(*) There is another arrow showing ‘Zastan (Peskovi)’. It probably shows an old trail that was still (barely) passable in 2005 and some faded red marks were still visible (see the trip report). It used to connect with patrolska staza (patrolling path) above the treeline below the north face of Maja Vojusit, where another water spring could be found. However, when I tried to find this trail in 2008, the path was nonexistent and completely grown over with lush vegetation, although I found some traces of red marks on stones (see the trip report). One more arrow showing 'Vojuša' may refer to some path leading to the right of Treća Livada towards the peak of Vojuša/Maja Vojusit and eventually connecting with patrolska staza. I tried to find it back in 2008 and there were some confusing traces of paths there that soon disappeared in the forest.
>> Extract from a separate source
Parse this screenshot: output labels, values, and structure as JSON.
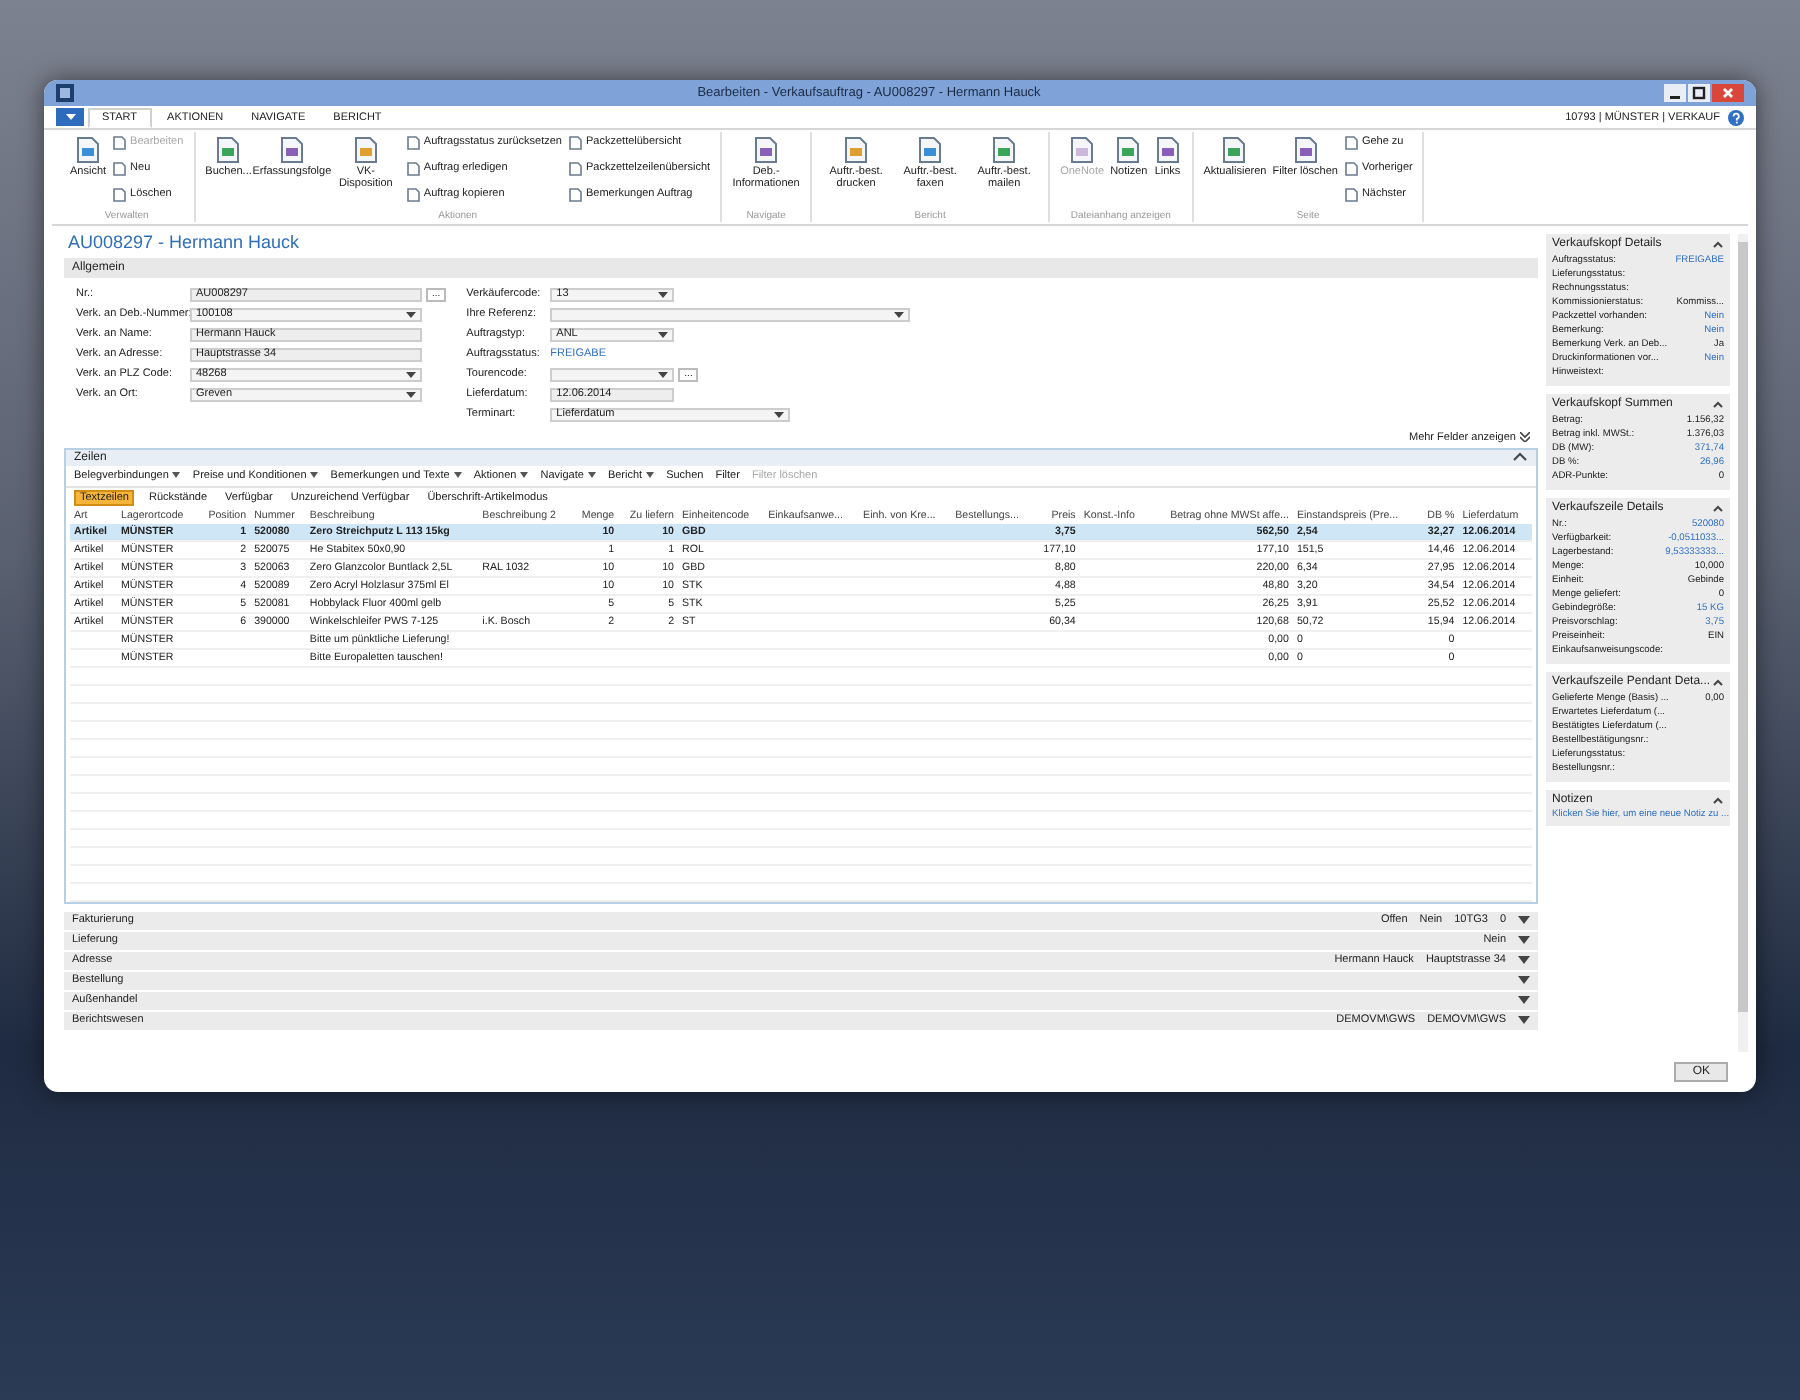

I don’t know if that trail actually exists and how passable it is.
Getting to Grbajski Zastan from Bordolecit/Ljepush
Grbajski Zastan can be reached also from Albania, from the village Bordolecit/Ljepush. To get to Bordolecit (Predelac in Serbian), at Gusinje (Montenegro) take the road to Grnčar/Bashkim (border crossing with Albania), after crossing the border follow the gravel road and after about 2 km turn left. Another 10 km of gravel road leads to Bordolecit. Or you can cross the Montenegrin/Albanian border at Hani i Hoti and follow about 50 km of gravel road via Tamara to Bordolecit. Ljepush is another 5 km from Bordolecit. All those gravel roads should be passable for ordinary cars if you drive slowly and carefully, but go at your own risk if you haven't got a 4x4.
From Ljepush take a path to the shepherds’ settlement called Paje and then towards Zastan. Orientation may be difficult but the local inhabitants will be happy to show you the way. From Ljepush it should take 3-6 h depending on your fitness and weight of your pack.
Getting to Ropojana from Vusanje
From Gusinje follow the road to Vusanje and leave your car there. Follow the dirt road to Ropojana valley,